The four of us have our university graduation on Tuesday so hopefully we will have beautiful weather for that! We are also excited to welcome representatives from St Andrew’s Parish on Monday, and on Wednesday, we are hosting the mayor, and a group of children from WD Sutton! We will be very excited to welcome all of them to Woodland!
This week was a busy one. We spent Monday at Woodland, continuing our cataloging of gravestones from the Scottish Cemetery, cleaning stones, and introducing our new co-worker and former classmate, Jonathon, to the team. Jonathon started at Woodland this week as the summer student arborist, and he will help contribute to Woodland Cemetery’s Canada 150 celebrations by putting together a short walking tour on the witness trees on the property. We greatly enjoyed working with him and showing him all the beautiful sights on the property.

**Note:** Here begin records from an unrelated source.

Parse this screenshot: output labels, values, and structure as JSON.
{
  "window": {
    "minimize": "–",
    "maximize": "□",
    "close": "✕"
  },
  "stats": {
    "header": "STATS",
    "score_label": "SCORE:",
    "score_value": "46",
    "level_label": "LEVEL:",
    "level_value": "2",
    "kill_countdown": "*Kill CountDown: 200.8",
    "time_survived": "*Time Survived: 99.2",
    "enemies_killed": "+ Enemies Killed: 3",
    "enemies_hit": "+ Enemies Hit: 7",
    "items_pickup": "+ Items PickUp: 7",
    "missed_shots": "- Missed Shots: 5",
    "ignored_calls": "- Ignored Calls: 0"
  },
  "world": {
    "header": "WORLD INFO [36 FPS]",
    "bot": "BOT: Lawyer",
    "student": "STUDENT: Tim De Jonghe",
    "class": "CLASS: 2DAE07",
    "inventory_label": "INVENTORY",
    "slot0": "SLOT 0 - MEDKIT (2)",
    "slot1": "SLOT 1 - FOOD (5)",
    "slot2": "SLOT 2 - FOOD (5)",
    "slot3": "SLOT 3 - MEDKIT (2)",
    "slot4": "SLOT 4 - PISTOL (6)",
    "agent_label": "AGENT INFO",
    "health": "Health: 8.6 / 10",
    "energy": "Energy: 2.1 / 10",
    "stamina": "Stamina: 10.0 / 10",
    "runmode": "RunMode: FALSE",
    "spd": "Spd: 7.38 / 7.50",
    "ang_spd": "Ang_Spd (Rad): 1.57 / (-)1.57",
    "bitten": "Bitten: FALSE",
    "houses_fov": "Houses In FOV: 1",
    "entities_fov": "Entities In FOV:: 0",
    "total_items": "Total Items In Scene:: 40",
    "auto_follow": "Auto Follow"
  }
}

On Tuesday and Wednesday, we search Western University’s Archives for information on the individuals and families we have chosen for our short video (which will be posted to Woodland’s website sometime later this month). MacKenzie and I spent hours going through microfilm records of London’s city directories from 1855-1875. We found several people of interest, and tracked their addresses through those decades. We discovered that James Glen, a man whose stone we found in the Scottish cemetery, lived on the corner of Dundas and Ridout, right next to where Budweiser Gardens is now located! It is amazing the kinds of information one can find in the archives. It is very interesting to look at places in downtown London in the modern day and know that things looked very different only 150 years ago! We also ventured down to the Map and Data Centre at D.B. Weldon Library to look at maps of London from the 1850s-1870s, and looked through more family fonds.
While looking through the directories, we found many advertisements and realized that we could search for adverts printed by the marble workers. Here are the advertisements of three of the most prominent marble and stone workers in London in the late-1860s and early-1870s, George Powell, Charles L. Teale, and John W. Smyth:
On Thursday we continued our cleaning of the Scottish stones, and finally finished measuring and cataloging all the monuments and inscriptions! We even had visitors from the afternoon who we had the pleasure of showing around Section U. We also spent a great deal of time looking for the graves of the Teale family. We fruitlessly searched for the grave closest to our site for the walking tour, but hopefully we will find it sometime next week.
Today, we went to St Paul’s Cathedral again and uncovered a gravestone from 1832. It memorialized the wife and son of Dr. Elam Stimson, who treated many of the sufferers of the 1832 Cholera Epidemic. His wife and son died in the epidemic within days of each other. Another one of his children became so ill that she was changed into her grave clothes and preparations began for her burial, but she pulled through and survived the epidemic. The stone had sunk to about a foot under ground level, so we lifted it out, filled in the hole, and placed the stone back on top of the grass.